## EXERCISE AIM
Please copy every line of the material exactly.

## GIVEN ENTRIES

·····

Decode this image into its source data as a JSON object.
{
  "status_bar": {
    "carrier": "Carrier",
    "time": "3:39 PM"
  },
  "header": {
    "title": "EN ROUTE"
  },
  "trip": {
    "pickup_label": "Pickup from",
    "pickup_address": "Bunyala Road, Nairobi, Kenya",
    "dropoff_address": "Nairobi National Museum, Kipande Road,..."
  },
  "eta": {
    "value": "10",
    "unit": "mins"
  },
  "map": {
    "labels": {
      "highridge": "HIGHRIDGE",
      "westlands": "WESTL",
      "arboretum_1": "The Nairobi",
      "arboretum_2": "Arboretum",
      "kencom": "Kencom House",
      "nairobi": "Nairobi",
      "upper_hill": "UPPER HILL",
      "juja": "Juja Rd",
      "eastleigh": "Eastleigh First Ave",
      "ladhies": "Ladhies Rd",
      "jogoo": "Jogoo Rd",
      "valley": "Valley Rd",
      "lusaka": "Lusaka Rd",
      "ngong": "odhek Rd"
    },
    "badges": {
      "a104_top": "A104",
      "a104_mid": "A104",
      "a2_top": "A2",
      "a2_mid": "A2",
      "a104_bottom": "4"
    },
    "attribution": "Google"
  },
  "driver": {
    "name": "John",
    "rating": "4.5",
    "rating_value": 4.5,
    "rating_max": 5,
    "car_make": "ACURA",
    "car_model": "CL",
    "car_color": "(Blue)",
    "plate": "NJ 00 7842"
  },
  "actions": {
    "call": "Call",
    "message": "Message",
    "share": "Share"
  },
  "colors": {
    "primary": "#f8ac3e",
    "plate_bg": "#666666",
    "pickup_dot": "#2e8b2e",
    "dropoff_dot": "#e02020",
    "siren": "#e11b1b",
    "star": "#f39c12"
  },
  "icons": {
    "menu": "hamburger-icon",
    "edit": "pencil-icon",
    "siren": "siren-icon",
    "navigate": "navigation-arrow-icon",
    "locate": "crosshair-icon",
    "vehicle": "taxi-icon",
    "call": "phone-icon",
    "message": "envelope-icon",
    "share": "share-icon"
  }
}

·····

## RESULT OF THIS TASK
Decode this image into its source data as a JSON object.
{
  "status_bar": {
    "carrier": "Carrier",
    "time": "3:39 PM"
  },
  "header": {
    "title": "EN ROUTE"
  },
  "trip": {
    "pickup_label": "Pickup from",
    "pickup_address": "Bunyala Road, Nairobi, Kenya",
    "dropoff_address": "Nairobi National Museum, Kipande Road,..."
  },
  "eta": {
    "value": "10",
    "unit": "mins"
  },
  "map": {
    "labels": {
      "highridge": "HIGHRIDGE",
      "westlands": "WESTL",
      "arboretum_1": "The Nairobi",
      "arboretum_2": "Arboretum",
      "kencom": "Kencom House",
      "nairobi": "Nairobi",
      "upper_hill": "UPPER HILL",
      "juja": "Juja Rd",
      "eastleigh": "Eastleigh First Ave",
      "ladhies": "Ladhies Rd",
      "jogoo": "Jogoo Rd",
      "valley": "Valley Rd",
      "lusaka": "Lusaka Rd",
      "ngong": "odhek Rd"
    },
    "badges": {
      "a104_top": "A104",
      "a104_mid": "A104",
      "a2_top": "A2",
      "a2_mid": "A2",
      "a104_bottom": "4"
    },
    "attribution": "Google"
  },
  "driver": {
    "name": "John",
    "rating": "4.5",
    "rating_value": 4.5,
    "rating_max": 5,
    "car_make": "ACURA",
    "car_model": "CL",
    "car_color": "(Blue)",
    "plate": "NJ 00 7842"
  },
  "actions": {
    "call": "Call",
    "message": "Message",
    "share": "Share"
  },
  "colors": {
    "primary": "#f8ac3e",
    "plate_bg": "#666666",
    "pickup_dot": "#2e8b2e",
    "dropoff_dot": "#e02020",
    "siren": "#e11b1b",
    "star": "#f39c12"
  },
  "icons": {
    "menu": "hamburger-icon",
    "edit": "pencil-icon",
    "siren": "siren-icon",
    "navigate": "navigation-arrow-icon",
    "locate": "crosshair-icon",
    "vehicle": "taxi-icon",
    "call": "phone-icon",
    "message": "envelope-icon",
    "share": "share-icon"
  }
}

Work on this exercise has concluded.